◆ EXERCISE PROMPT: Using the data below, return all lines in which "JSON" appears.

=== DATA SECTION ===

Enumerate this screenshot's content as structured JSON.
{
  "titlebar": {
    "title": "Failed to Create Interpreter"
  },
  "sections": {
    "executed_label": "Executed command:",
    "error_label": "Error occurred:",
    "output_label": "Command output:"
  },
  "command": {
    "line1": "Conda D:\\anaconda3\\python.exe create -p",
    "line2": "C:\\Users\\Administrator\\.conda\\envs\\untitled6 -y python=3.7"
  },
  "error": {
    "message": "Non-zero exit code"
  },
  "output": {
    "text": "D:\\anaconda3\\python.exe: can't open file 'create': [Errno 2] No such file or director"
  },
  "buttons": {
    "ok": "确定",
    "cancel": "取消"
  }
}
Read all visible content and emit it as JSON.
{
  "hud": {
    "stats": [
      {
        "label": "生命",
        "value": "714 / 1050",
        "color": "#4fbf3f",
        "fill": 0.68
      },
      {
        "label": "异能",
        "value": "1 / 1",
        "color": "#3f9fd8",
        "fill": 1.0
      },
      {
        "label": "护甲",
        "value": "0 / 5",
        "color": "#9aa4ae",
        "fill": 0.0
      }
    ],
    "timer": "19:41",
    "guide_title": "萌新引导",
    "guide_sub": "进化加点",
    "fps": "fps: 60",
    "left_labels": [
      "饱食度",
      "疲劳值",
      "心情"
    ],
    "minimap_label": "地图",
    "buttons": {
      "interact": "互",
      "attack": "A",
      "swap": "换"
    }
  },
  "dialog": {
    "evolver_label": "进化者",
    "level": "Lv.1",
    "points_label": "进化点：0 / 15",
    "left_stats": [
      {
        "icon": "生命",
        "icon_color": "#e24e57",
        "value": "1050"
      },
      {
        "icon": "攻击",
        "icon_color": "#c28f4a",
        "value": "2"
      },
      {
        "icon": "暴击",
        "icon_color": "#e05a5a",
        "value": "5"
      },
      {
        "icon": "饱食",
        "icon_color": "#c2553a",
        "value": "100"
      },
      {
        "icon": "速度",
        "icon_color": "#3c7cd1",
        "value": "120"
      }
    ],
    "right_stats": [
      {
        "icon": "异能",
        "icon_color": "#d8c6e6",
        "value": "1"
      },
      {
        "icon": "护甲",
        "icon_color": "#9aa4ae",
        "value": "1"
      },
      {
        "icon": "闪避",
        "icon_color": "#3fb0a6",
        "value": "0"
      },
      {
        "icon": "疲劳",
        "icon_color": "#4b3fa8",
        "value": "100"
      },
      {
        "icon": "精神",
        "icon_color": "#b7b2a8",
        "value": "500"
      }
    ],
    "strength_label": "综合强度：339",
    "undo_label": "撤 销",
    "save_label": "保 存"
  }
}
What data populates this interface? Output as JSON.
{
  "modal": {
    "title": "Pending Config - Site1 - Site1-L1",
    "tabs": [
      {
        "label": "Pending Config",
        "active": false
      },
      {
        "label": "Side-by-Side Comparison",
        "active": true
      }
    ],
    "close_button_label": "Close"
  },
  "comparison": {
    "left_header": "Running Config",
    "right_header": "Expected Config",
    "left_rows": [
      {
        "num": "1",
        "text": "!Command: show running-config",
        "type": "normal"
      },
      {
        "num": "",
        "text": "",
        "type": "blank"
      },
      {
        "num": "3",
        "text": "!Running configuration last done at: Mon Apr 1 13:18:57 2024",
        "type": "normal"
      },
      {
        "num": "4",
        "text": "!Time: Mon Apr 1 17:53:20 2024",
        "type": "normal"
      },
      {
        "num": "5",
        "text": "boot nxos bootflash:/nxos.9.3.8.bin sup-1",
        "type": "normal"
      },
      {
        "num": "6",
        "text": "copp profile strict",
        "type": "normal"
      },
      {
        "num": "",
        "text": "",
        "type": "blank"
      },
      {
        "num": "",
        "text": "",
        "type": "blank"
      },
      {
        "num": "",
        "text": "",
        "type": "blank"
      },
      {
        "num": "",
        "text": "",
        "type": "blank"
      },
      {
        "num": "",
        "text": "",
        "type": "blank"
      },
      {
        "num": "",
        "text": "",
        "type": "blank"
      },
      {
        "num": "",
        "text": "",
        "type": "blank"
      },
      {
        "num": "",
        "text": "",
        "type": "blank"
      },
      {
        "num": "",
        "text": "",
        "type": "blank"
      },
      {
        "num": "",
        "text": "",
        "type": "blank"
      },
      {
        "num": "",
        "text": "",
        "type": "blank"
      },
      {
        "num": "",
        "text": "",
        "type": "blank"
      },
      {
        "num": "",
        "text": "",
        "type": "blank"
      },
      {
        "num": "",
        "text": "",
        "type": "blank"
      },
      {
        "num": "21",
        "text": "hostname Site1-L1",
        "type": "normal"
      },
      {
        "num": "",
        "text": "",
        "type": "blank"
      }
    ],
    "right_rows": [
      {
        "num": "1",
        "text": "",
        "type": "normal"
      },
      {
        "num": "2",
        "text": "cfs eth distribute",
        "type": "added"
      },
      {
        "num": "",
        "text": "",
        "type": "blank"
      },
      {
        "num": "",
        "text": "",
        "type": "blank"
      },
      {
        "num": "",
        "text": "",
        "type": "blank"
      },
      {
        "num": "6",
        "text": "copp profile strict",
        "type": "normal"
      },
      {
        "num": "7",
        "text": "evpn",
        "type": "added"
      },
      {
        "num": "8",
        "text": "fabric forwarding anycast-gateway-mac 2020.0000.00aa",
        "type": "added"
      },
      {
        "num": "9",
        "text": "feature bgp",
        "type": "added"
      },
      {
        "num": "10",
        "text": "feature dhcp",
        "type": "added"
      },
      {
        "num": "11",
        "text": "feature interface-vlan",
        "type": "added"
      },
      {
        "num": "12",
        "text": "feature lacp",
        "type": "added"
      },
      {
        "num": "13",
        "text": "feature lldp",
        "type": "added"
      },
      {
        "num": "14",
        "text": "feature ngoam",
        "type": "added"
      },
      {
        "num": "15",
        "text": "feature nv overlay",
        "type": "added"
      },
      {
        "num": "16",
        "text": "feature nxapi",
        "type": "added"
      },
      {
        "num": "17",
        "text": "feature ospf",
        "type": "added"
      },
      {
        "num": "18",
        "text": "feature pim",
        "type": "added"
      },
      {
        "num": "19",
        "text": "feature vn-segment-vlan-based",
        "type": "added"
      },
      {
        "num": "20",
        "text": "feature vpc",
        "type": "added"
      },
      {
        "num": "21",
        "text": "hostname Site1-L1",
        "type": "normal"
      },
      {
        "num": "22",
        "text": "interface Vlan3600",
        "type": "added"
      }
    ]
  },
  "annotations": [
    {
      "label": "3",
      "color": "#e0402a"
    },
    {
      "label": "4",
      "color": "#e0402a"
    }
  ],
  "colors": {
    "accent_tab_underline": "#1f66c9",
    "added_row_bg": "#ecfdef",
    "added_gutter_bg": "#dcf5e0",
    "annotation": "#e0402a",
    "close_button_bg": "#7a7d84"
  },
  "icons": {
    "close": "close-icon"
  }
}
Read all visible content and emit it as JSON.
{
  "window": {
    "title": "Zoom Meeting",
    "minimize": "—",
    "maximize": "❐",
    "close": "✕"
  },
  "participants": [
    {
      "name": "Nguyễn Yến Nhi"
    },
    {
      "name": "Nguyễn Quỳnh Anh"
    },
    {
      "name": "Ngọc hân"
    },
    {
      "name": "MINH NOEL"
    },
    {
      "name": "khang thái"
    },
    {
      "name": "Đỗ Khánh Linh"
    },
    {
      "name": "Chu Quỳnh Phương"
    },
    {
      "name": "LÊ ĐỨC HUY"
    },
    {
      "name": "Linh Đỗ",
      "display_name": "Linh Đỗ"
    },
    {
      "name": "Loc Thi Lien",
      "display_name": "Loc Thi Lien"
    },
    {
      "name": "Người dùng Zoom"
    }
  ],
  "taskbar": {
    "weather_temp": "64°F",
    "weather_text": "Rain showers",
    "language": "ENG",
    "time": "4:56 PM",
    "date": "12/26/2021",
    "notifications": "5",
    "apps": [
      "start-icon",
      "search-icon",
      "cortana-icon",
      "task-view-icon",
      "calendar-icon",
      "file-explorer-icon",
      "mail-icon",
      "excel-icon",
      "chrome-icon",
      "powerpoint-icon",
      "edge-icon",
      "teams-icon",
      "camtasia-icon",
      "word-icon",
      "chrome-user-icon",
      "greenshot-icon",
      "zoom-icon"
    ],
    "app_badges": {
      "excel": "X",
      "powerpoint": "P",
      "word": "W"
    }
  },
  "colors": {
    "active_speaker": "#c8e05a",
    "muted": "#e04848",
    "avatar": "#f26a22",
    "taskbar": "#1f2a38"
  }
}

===

◆ SOLUTION:
Enumerate this screenshot's content as structured JSON.
Read all visible content and emit it as JSON.
What data populates this interface? Output as JSON.
Read all visible content and emit it as JSON.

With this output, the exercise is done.